“The increasing popularity of consumption of caffeinated alcoholic beverages by college students and reports of potential health and safety issues necessitates that we look seriously at the scientific evidence as soon as possible.” — Dr. Joshua Sharfstein, Principal Deputy Commissioner of Food and Drugs, FD
What are caffeinated alcoholic beverages?
Caffeinated alcoholic beverages are alcoholic beverages to which the manufacturer has intentionally added caffeine and/or other stimulants that are metabolized as caffeine (e.g., guarana). An increasing number of companies are producing these beverages, with young people as the apparent marketing target. The reported prevalence of combined caffeine and alcohol use among U.S. college students is high as 28%.
What are the potential health concerns with caffeinated alcoholic beverages?
- Studies have shown that people who drink caffeinated alcoholic beverages drink larger quantities of alcohol.
- Caffeine can mask the negative effects of alcohol intoxication, increasing the chance that users will engage in potentially risky behaviors, such as drinking and driving, because they don’t feel that they are intoxicated.
- Users of caffeinated alcoholic beverages are also more likely to experience alcohol-related consequences, such as being taken advantage of or taking advantage of someone else sexually.
- Consuming these beverages may also be associated with adverse effects on heart rhythm, most likely in individuals with pre-existing cardiovascular conditions.
Is caffeine approved by the FDA for use in alcoholic beverages?
A food additive is presumed by the FDA to be unsafe unless its particular use has been approved by federal regulation or is Generally Recognized As Safe (GRAS) under the conditions of its intended use. The FDA has approved caffeine as GRAS for use only in non-alcoholic cola- type beverages at concentrations of no greater 0.02 percent. The FDA has not approved caffeine for use at any level in alcoholic beverages.
What is the FDA doing about this?
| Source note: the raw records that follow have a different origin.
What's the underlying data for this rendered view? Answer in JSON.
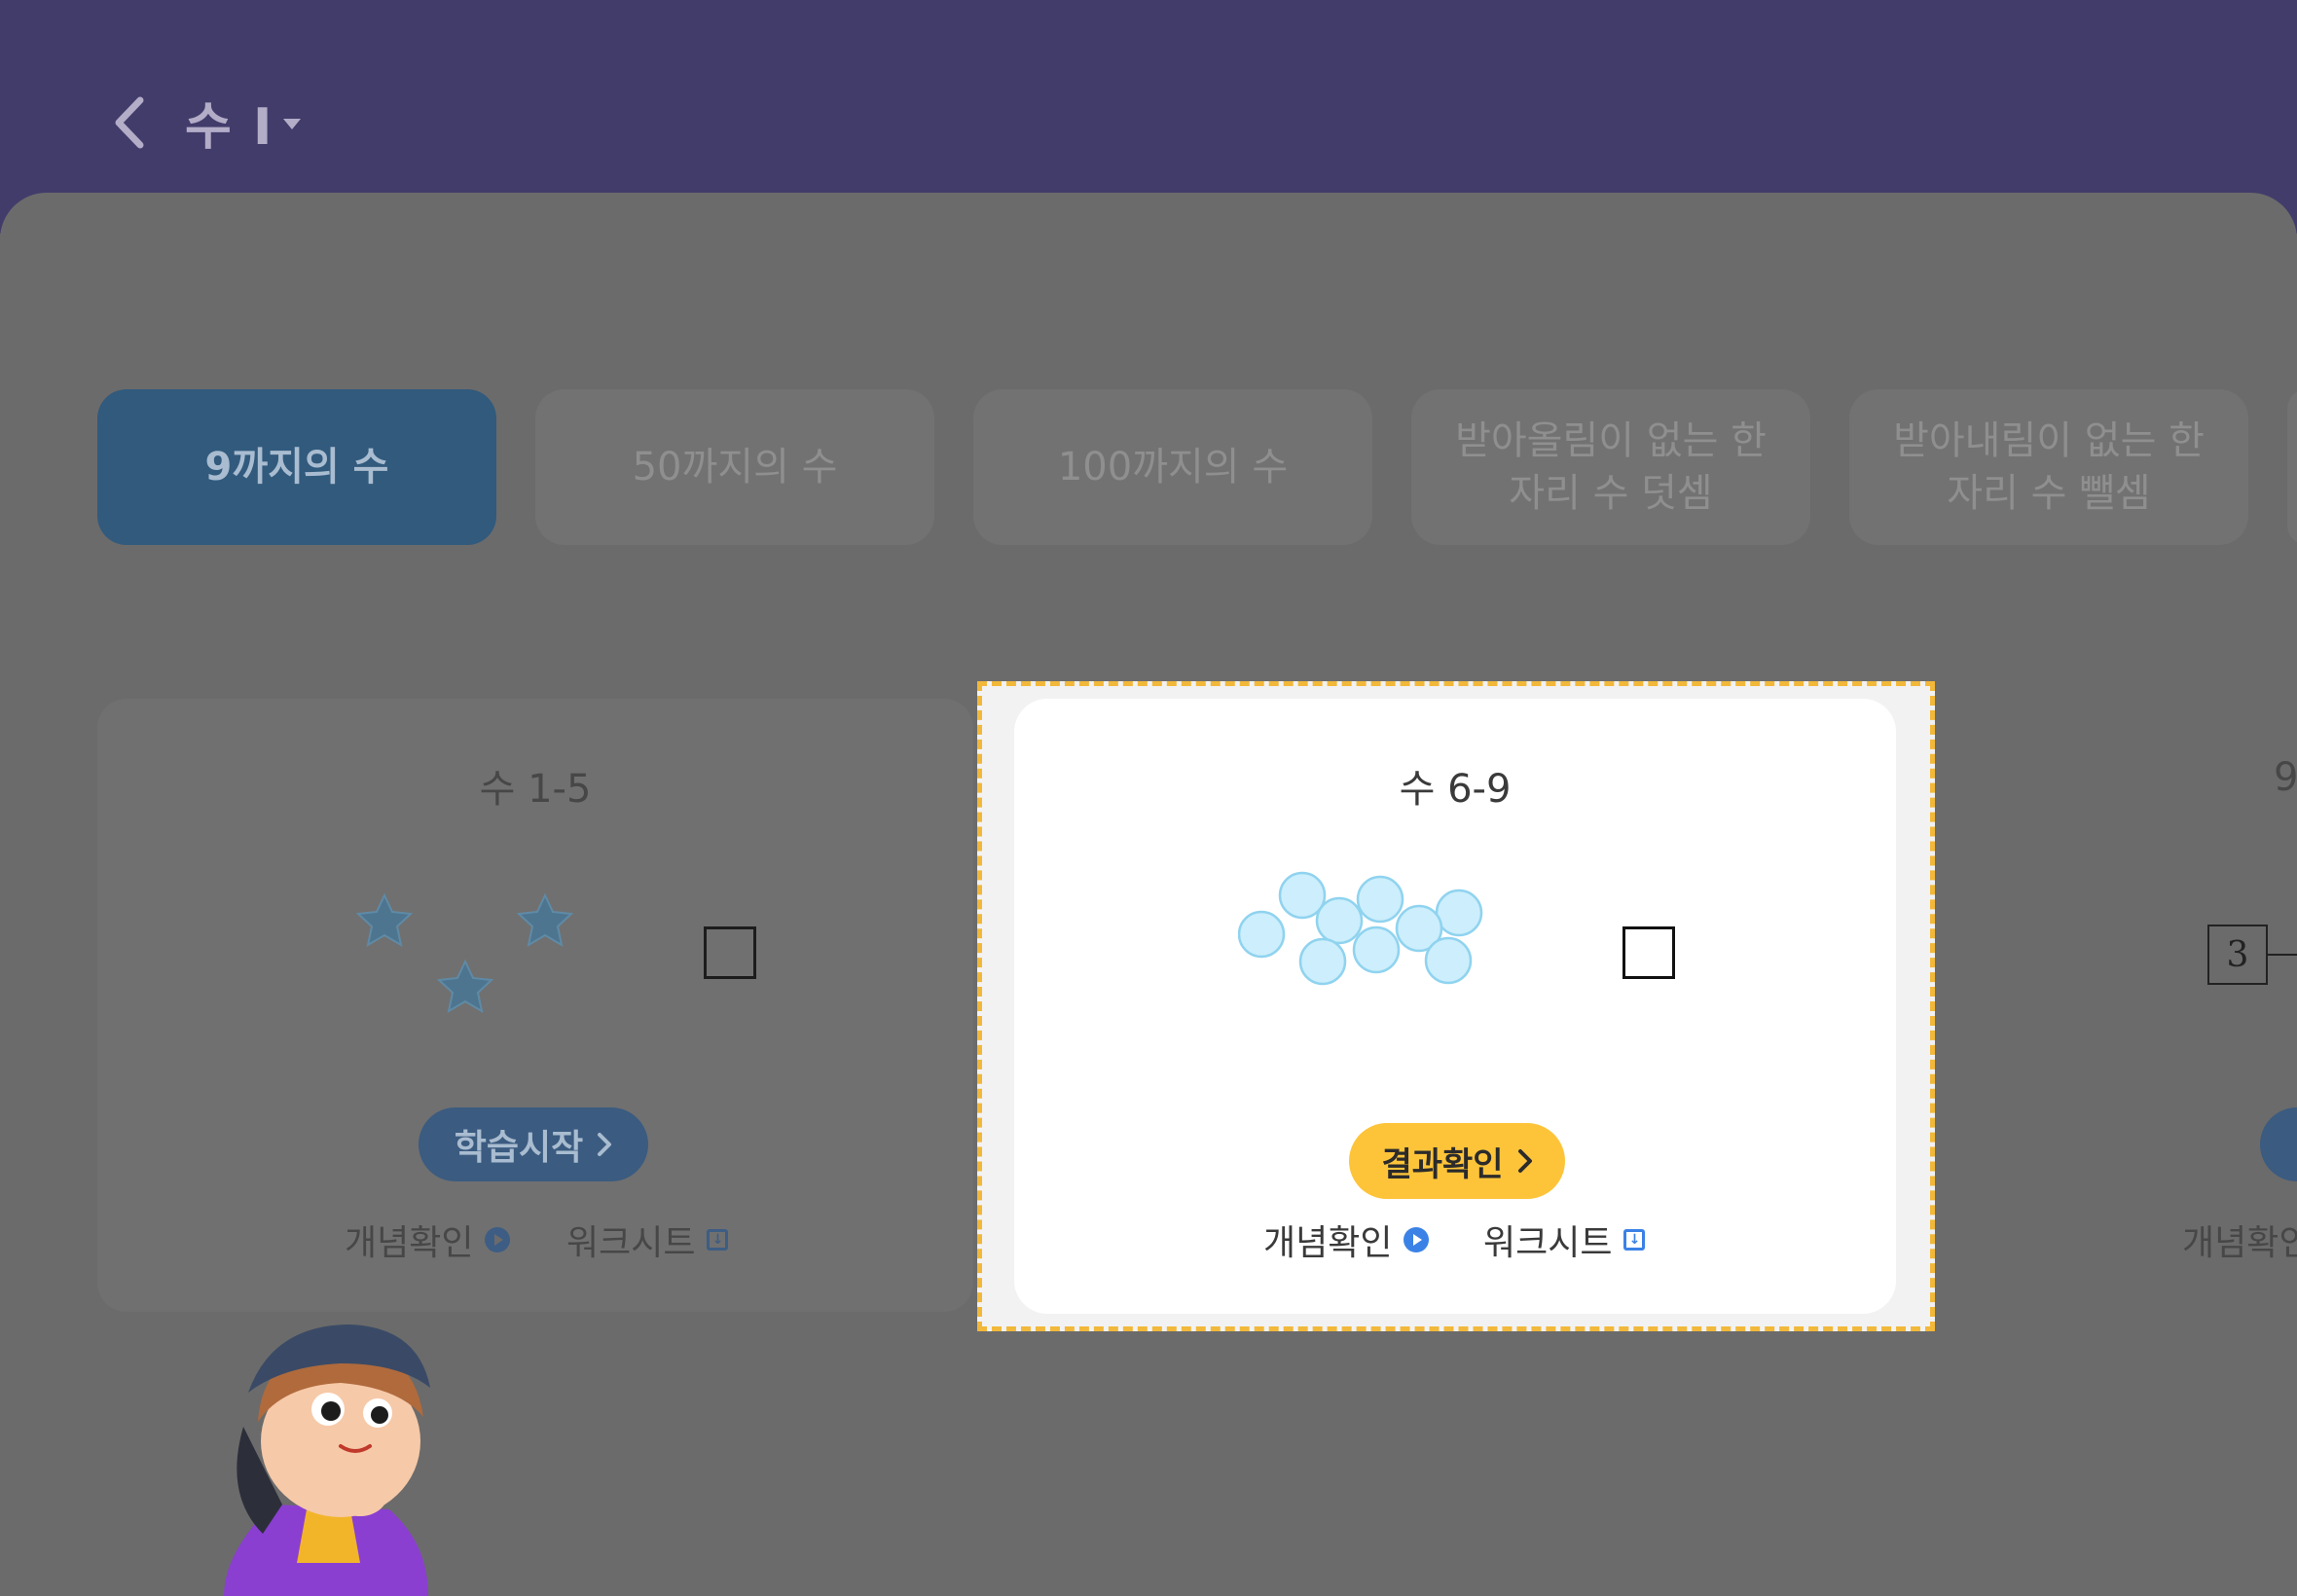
{
  "header": {
    "title": "수 I"
  },
  "tabs": [
    {
      "label": "9까지의 수",
      "active": true
    },
    {
      "label": "50까지의 수",
      "active": false
    },
    {
      "label": "100까지의 수",
      "active": false
    },
    {
      "label_line1": "받아올림이 없는 한",
      "label_line2": "자리 수 덧셈",
      "active": false
    },
    {
      "label_line1": "받아내림이 없는 한",
      "label_line2": "자리 수 뺄셈",
      "active": false
    }
  ],
  "cards": [
    {
      "title": "수 1-5",
      "button": "학습시작",
      "concept_link": "개념확인",
      "worksheet_link": "워크시트",
      "star_count": 3
    },
    {
      "title": "수 6-9",
      "button": "결과확인",
      "concept_link": "개념확인",
      "worksheet_link": "워크시트",
      "circle_count": 9
    },
    {
      "title": "9",
      "number_box": "3",
      "concept_link": "개념확인"
    }
  ],
  "colors": {
    "header": "#423c6b",
    "active_tab": "#315a7d",
    "result_button": "#fdc43a",
    "highlight_border": "#f2b83a",
    "circle_fill": "#cdeefc",
    "circle_stroke": "#8fd3ef"
  }
}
On November 13, 2009, the FDA issued a mandate to nearly 30 manufacturers* of caffeinated alcoholic beverages to produce within 30 days their rationale and supporting data concluding that their use of caffeine in an alcoholic beverage is either GRAS or prior sanctioned.** To be GRAS, the burden is on the manufacturers to show that 1) the use of caffeine is safe for use in alcoholic beverages based on publicly available scientific evidence and 2) there is a consensus among qualified experts regarding the safety of caffeine for this use. In their letter to manufacturers of caffeinated alcoholic beverages, the FDA states that, “If FDA determines that the use of caffeine in your alcoholic beverage is not GRAS or subject to a prior sanction, FDA will take appropriate action to ensure that this product is removed from the marketplace.”
*In the past year, Anheuser-Busch and Miller agreed to discontinue their caffeinated alcoholic beverages and agreed to not produce any caffeinated alcoholic beverages in the future.
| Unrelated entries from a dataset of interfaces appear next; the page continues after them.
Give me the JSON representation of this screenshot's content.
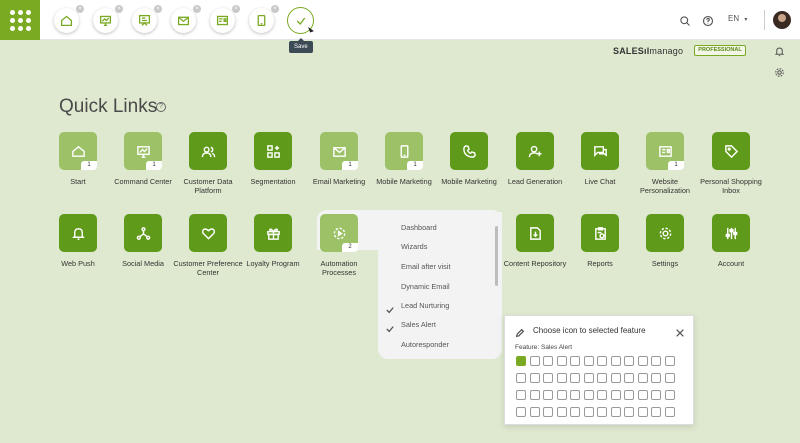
{
  "topbar": {
    "shortcuts": [
      "home-icon",
      "monitor-icon",
      "presentation-icon",
      "mail-icon",
      "id-card-icon",
      "mobile-icon"
    ],
    "save_tooltip": "Save",
    "language": "EN"
  },
  "brand": {
    "name_bold": "SALES",
    "name_rest": "manago",
    "badge": "PROFESSIONAL"
  },
  "quick_links": {
    "title": "Quick Links",
    "row1": [
      {
        "label": "Start",
        "count": "1",
        "icon": "home-icon"
      },
      {
        "label": "Command Center",
        "count": "1",
        "icon": "monitor-chart-icon"
      },
      {
        "label": "Customer Data Platform",
        "count": "",
        "icon": "users-icon"
      },
      {
        "label": "Segmentation",
        "count": "",
        "icon": "grid-plus-icon"
      },
      {
        "label": "Email Marketing",
        "count": "1",
        "icon": "mail-icon"
      },
      {
        "label": "Mobile Marketing",
        "count": "1",
        "icon": "mobile-icon"
      },
      {
        "label": "Mobile Marketing",
        "count": "",
        "icon": "phone-icon"
      },
      {
        "label": "Lead Generation",
        "count": "",
        "icon": "user-plus-icon"
      },
      {
        "label": "Live Chat",
        "count": "",
        "icon": "chat-icon"
      },
      {
        "label": "Website Personalization",
        "count": "1",
        "icon": "id-card-icon"
      },
      {
        "label": "Personal Shopping Inbox",
        "count": "",
        "icon": "tag-icon"
      }
    ],
    "row2": [
      {
        "label": "Web Push",
        "count": "",
        "icon": "bell-icon"
      },
      {
        "label": "Social Media",
        "count": "",
        "icon": "share-icon"
      },
      {
        "label": "Customer Preference Center",
        "count": "",
        "icon": "heart-icon"
      },
      {
        "label": "Loyalty Program",
        "count": "",
        "icon": "gift-icon"
      },
      {
        "label": "Automation Processes",
        "count": "2",
        "icon": "gear-play-icon"
      },
      {
        "label": "Content Repository",
        "count": "",
        "icon": "document-icon"
      },
      {
        "label": "Reports",
        "count": "",
        "icon": "clipboard-icon"
      },
      {
        "label": "Settings",
        "count": "",
        "icon": "gear-icon"
      },
      {
        "label": "Account",
        "count": "",
        "icon": "sliders-icon"
      }
    ]
  },
  "dropdown": {
    "items": [
      {
        "label": "Dashboard",
        "checked": false
      },
      {
        "label": "Wizards",
        "checked": false
      },
      {
        "label": "Email after visit",
        "checked": false
      },
      {
        "label": "Dynamic Email",
        "checked": false
      },
      {
        "label": "Lead Nurturing",
        "checked": true
      },
      {
        "label": "Sales Alert",
        "checked": true
      },
      {
        "label": "Autoresponder",
        "checked": false
      }
    ]
  },
  "picker": {
    "title": "Choose icon to selected feature",
    "feature_label": "Feature: Sales Alert"
  },
  "colors": {
    "accent": "#7aa922",
    "tile_dark": "#5f9a1b",
    "tile_light": "#9cc167",
    "background": "#dfe9cf"
  }
}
**A substance is considered prior-sanctioned if its specific use in food was authorized by the FDA or the Department of Agriculture prior to September 6, 1958.
SOURCES: Adapted by CESAR from the following documents available on the FDA website at http://www.fda.gov/Food/FoodIngredientsPackaging/ucm190366.htm: “FDA to Look Into Safety of Caffeinated Alcoholic Beverages; Agency Sends Letters to Nearly 30 Manufacturers,” FDA Press Release, 11/13/09; FDA, Questions & Answers on Caffeine in Alcoholic Beverages, 2009; CAB Letter to FDA from Attorneys General, 9/25/09; CAB Letter to FDA from Scientists, 9/21/09.